A native app is an app built with the native language of the device on which it will be installed and because the app is built for the device, it delivers optimal user experience. Native mobile apps provide fast performance and a high degree of reliability. However, this type of app is expensive to develop because it is tied to one type of operating system, forcing the company that creates the app to make duplicate versions that work on other platforms. Most video games are native mobile apps.
Developing Native Apps
What distinguishes native apps from the alternatives mentioned is that they are designed and coded for a specific kind of device. For instance, iPhone apps are written in Objective-C and Android apps in Java. Each mobile platform offers developers their own development tools, interface elements and standardized SDK. This enables any professional developer to develop a native app relatively easily.

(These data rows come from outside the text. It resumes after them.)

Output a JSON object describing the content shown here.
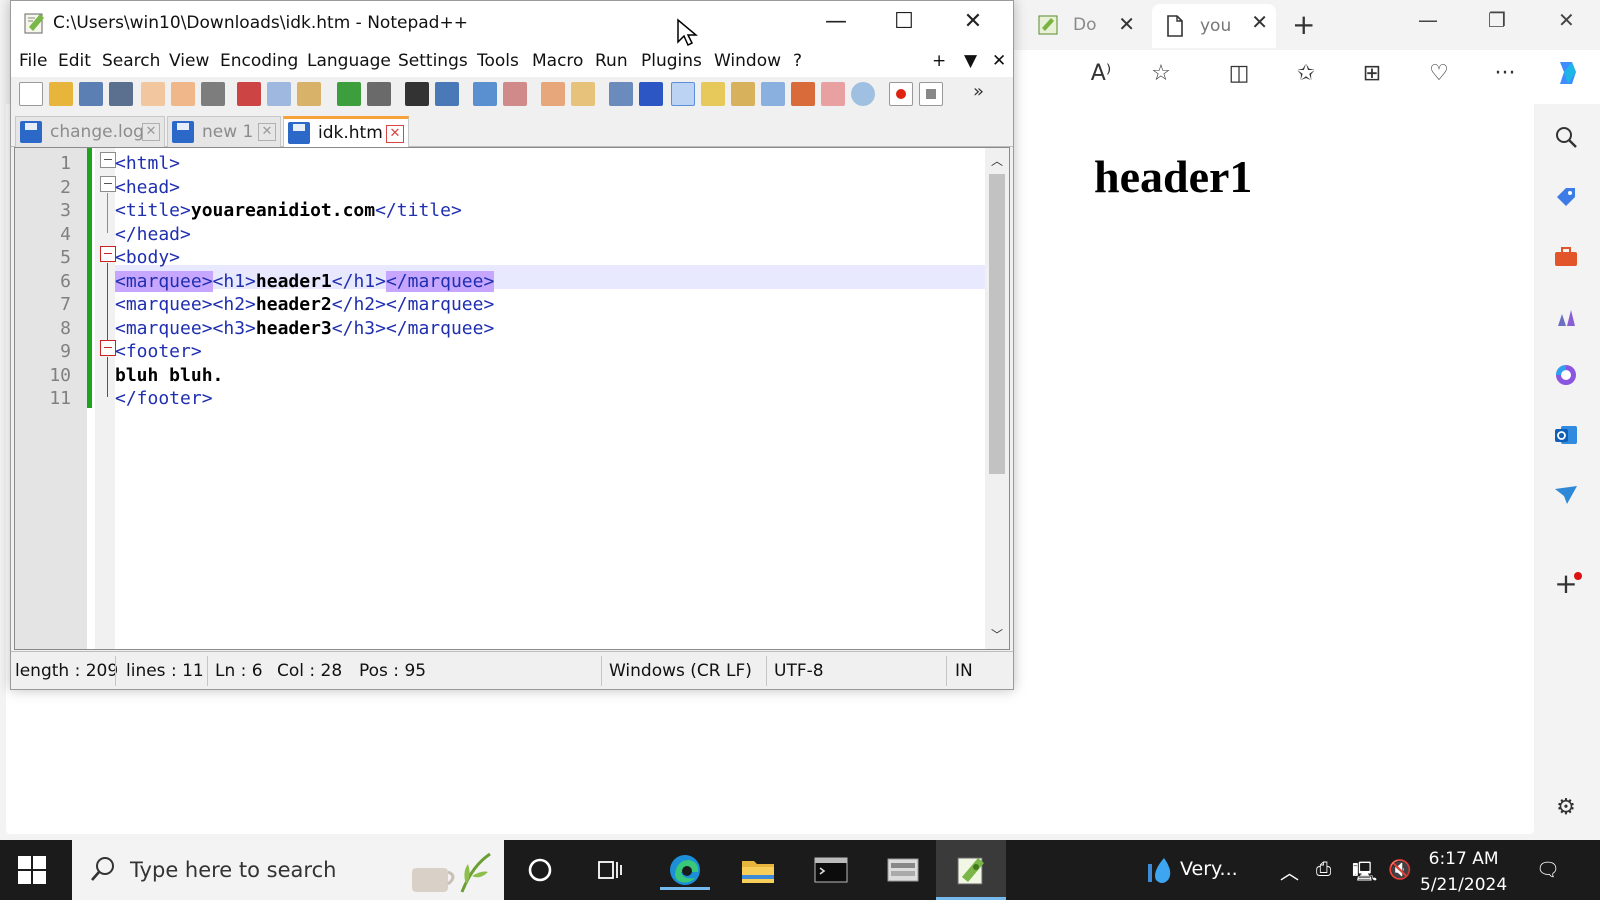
{
  "browser": {
    "tabs": [
      {
        "label": "Do"
      },
      {
        "label": "you"
      }
    ],
    "rendered_heading": "header1"
  },
  "npp": {
    "title": "C:\\Users\\win10\\Downloads\\idk.htm - Notepad++",
    "menu": [
      "File",
      "Edit",
      "Search",
      "View",
      "Encoding",
      "Language",
      "Settings",
      "Tools",
      "Macro",
      "Run",
      "Plugins",
      "Window",
      "?"
    ],
    "menu_right": [
      "+",
      "▼",
      "✕"
    ],
    "doc_tabs": [
      {
        "label": "change.log"
      },
      {
        "label": "new 1"
      },
      {
        "label": "idk.htm"
      }
    ],
    "code_lines": [
      {
        "n": "1",
        "parts": [
          {
            "t": "<html>",
            "c": "tag"
          }
        ]
      },
      {
        "n": "2",
        "parts": [
          {
            "t": "<head>",
            "c": "tag"
          }
        ]
      },
      {
        "n": "3",
        "parts": [
          {
            "t": "<title>",
            "c": "tag"
          },
          {
            "t": "youareanidiot.com",
            "c": "txt"
          },
          {
            "t": "</title>",
            "c": "tag"
          }
        ]
      },
      {
        "n": "4",
        "parts": [
          {
            "t": "</head>",
            "c": "tag"
          }
        ]
      },
      {
        "n": "5",
        "parts": [
          {
            "t": "<body>",
            "c": "tag"
          }
        ]
      },
      {
        "n": "6",
        "parts": [
          {
            "t": "<marquee>",
            "c": "tag hl"
          },
          {
            "t": "<h1>",
            "c": "tag"
          },
          {
            "t": "header1",
            "c": "txt"
          },
          {
            "t": "</h1>",
            "c": "tag"
          },
          {
            "t": "</marquee>",
            "c": "tag hl"
          }
        ]
      },
      {
        "n": "7",
        "parts": [
          {
            "t": "<marquee>",
            "c": "tag"
          },
          {
            "t": "<h2>",
            "c": "tag"
          },
          {
            "t": "header2",
            "c": "txt"
          },
          {
            "t": "</h2>",
            "c": "tag"
          },
          {
            "t": "</marquee>",
            "c": "tag"
          }
        ]
      },
      {
        "n": "8",
        "parts": [
          {
            "t": "<marquee>",
            "c": "tag"
          },
          {
            "t": "<h3>",
            "c": "tag"
          },
          {
            "t": "header3",
            "c": "txt"
          },
          {
            "t": "</h3>",
            "c": "tag"
          },
          {
            "t": "</marquee>",
            "c": "tag"
          }
        ]
      },
      {
        "n": "9",
        "parts": [
          {
            "t": "<footer>",
            "c": "tag"
          }
        ]
      },
      {
        "n": "10",
        "parts": [
          {
            "t": "bluh bluh.",
            "c": "txt"
          }
        ]
      },
      {
        "n": "11",
        "parts": [
          {
            "t": "</footer>",
            "c": "tag"
          }
        ]
      }
    ],
    "status": {
      "length": "length : 209",
      "lines": "lines : 11",
      "ln": "Ln : 6",
      "col": "Col : 28",
      "pos": "Pos : 95",
      "eol": "Windows (CR LF)",
      "encoding": "UTF-8",
      "mode": "IN"
    }
  },
  "taskbar": {
    "search_placeholder": "Type here to search",
    "weather": "Very...",
    "time": "6:17 AM",
    "date": "5/21/2024"
  },
  "colors": {
    "tag": "#1f2fb0",
    "highlight": "#c6a6ff",
    "active_tab_accent": "#f7a13a",
    "change_bar": "#1da31d",
    "taskbar": "#1b1b1b"
  }
}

Native apps offer the fastest, most reliable and most responsive experience to users. They can tap into the wider functionality of the device; including the camera, microphone, compass, accelerometer and swipe gestures. Publishers can make use of push-notifications, alerting users every time a new piece of content is published or when their attention is required. This is a key method of engagement. You get the opportunity to continually bring your audience back for more.

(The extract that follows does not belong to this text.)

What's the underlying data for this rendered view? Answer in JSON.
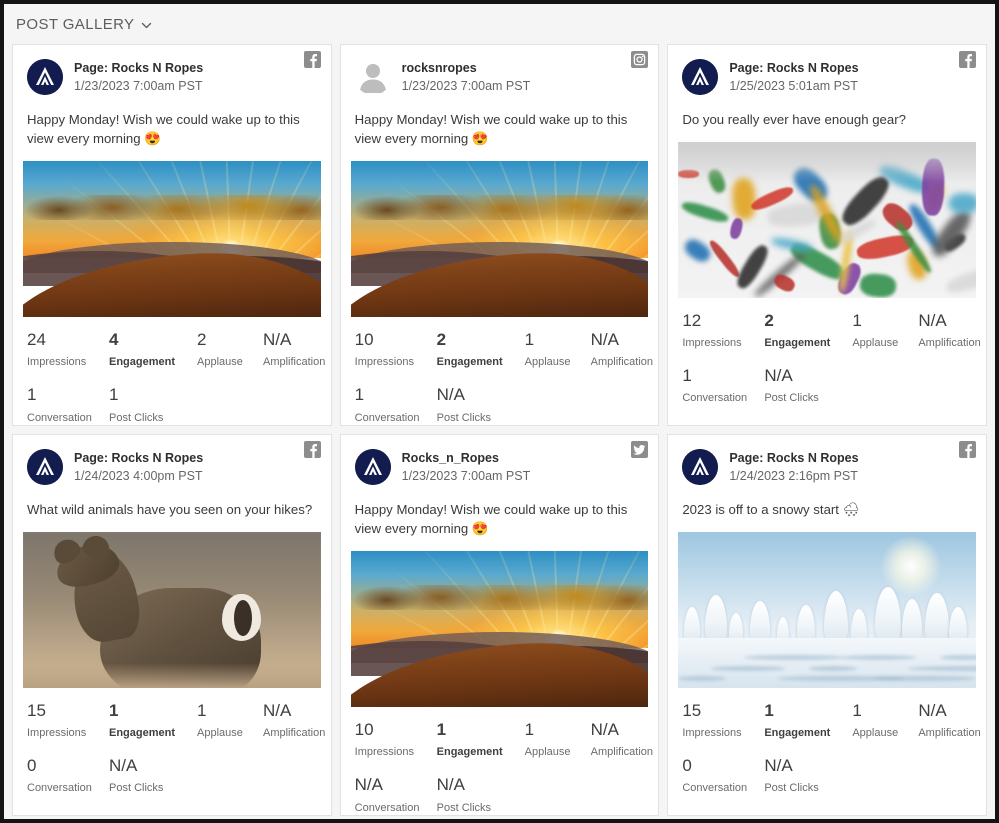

It’s not just about access to core device capabilities, though. Native apps, when well designed, respect the design patterns and standards of each platform. It goes beyond a left-aligned header on Android versus a center-aligned header on iOS, there are hundreds of small differences in the design of user interactions on each platform. Taking them all into account means designing apps that are intuitive to use and play well with the rest of the platform’s ecosystem. Overall, going for native apps helps you create apps that are designed to delight your users.
The main downside of a native app is that it will not work with other kinds of devices. If you write an app in Objective-C for iOS, it’s not going to run on Android without being completely re-written in Java. When building for multiple platforms, developing a native app, therefore, can be quite expensive (when done from scratch), as it will require you to build and maintain multiple and separate versions of your app. It’s also common for developers to specialize in one platform, so often you’ll have to find different coders for each platform you want your app to be available for.

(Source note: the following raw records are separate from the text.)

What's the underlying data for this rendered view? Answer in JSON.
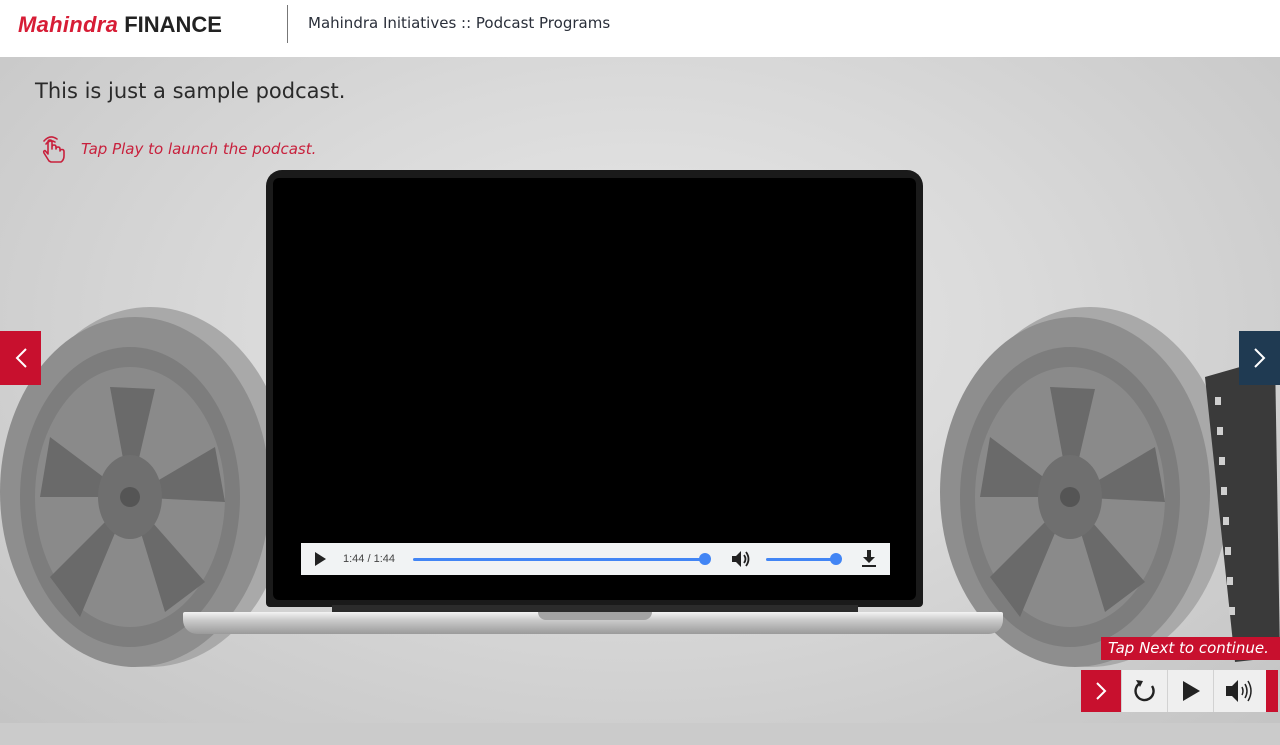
{
  "header": {
    "logo_primary": "Mahindra",
    "logo_secondary": "FINANCE",
    "title": "Mahindra Initiatives :: Podcast Programs"
  },
  "content": {
    "sample_text": "This is just a sample podcast.",
    "hint_text": "Tap Play to launch the podcast.",
    "hint_icon": "tap-hand-icon"
  },
  "player": {
    "time": "1:44 / 1:44",
    "progress": 1.0,
    "volume": 1.0
  },
  "controls": {
    "tap_next_text": "Tap Next to continue.",
    "icons": [
      "chevron-right-icon",
      "replay-icon",
      "play-icon",
      "volume-icon"
    ]
  },
  "colors": {
    "brand_red": "#c8102e",
    "nav_navy": "#1f3a52",
    "player_accent": "#4285f4"
  }
}
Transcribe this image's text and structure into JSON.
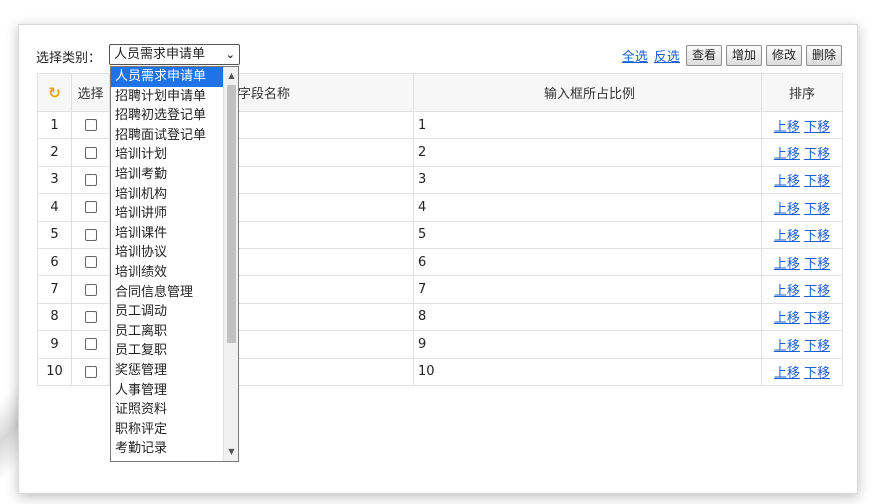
{
  "toolbar": {
    "category_label": "选择类别：",
    "category_value": "人员需求申请单",
    "select_all": "全选",
    "invert": "反选",
    "buttons": [
      "查看",
      "增加",
      "修改",
      "删除"
    ]
  },
  "table": {
    "headers": {
      "select": "选择",
      "field_name": "字段名称",
      "ratio": "输入框所占比例",
      "sort": "排序"
    },
    "rows": [
      {
        "idx": "1",
        "ratio": "1"
      },
      {
        "idx": "2",
        "ratio": "2"
      },
      {
        "idx": "3",
        "ratio": "3"
      },
      {
        "idx": "4",
        "ratio": "4"
      },
      {
        "idx": "5",
        "ratio": "5"
      },
      {
        "idx": "6",
        "ratio": "6"
      },
      {
        "idx": "7",
        "ratio": "7"
      },
      {
        "idx": "8",
        "ratio": "8"
      },
      {
        "idx": "9",
        "ratio": "9"
      },
      {
        "idx": "10",
        "ratio": "10"
      }
    ],
    "move_up": "上移",
    "move_down": "下移"
  },
  "dropdown": {
    "options": [
      "人员需求申请单",
      "招聘计划申请单",
      "招聘初选登记单",
      "招聘面试登记单",
      "培训计划",
      "培训考勤",
      "培训机构",
      "培训讲师",
      "培训课件",
      "培训协议",
      "培训绩效",
      "合同信息管理",
      "员工调动",
      "员工离职",
      "员工复职",
      "奖惩管理",
      "人事管理",
      "证照资料",
      "职称评定",
      "考勤记录"
    ],
    "selected_index": 0
  },
  "colors": {
    "accent": "#1e73e8",
    "link": "#1a5fd0",
    "icon": "#e7a400"
  }
}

If your budget allows it, native apps are the ideal, offering the best user experience. When building from scratch and when multi-platform support is key, then be aware this can also be the most costly option.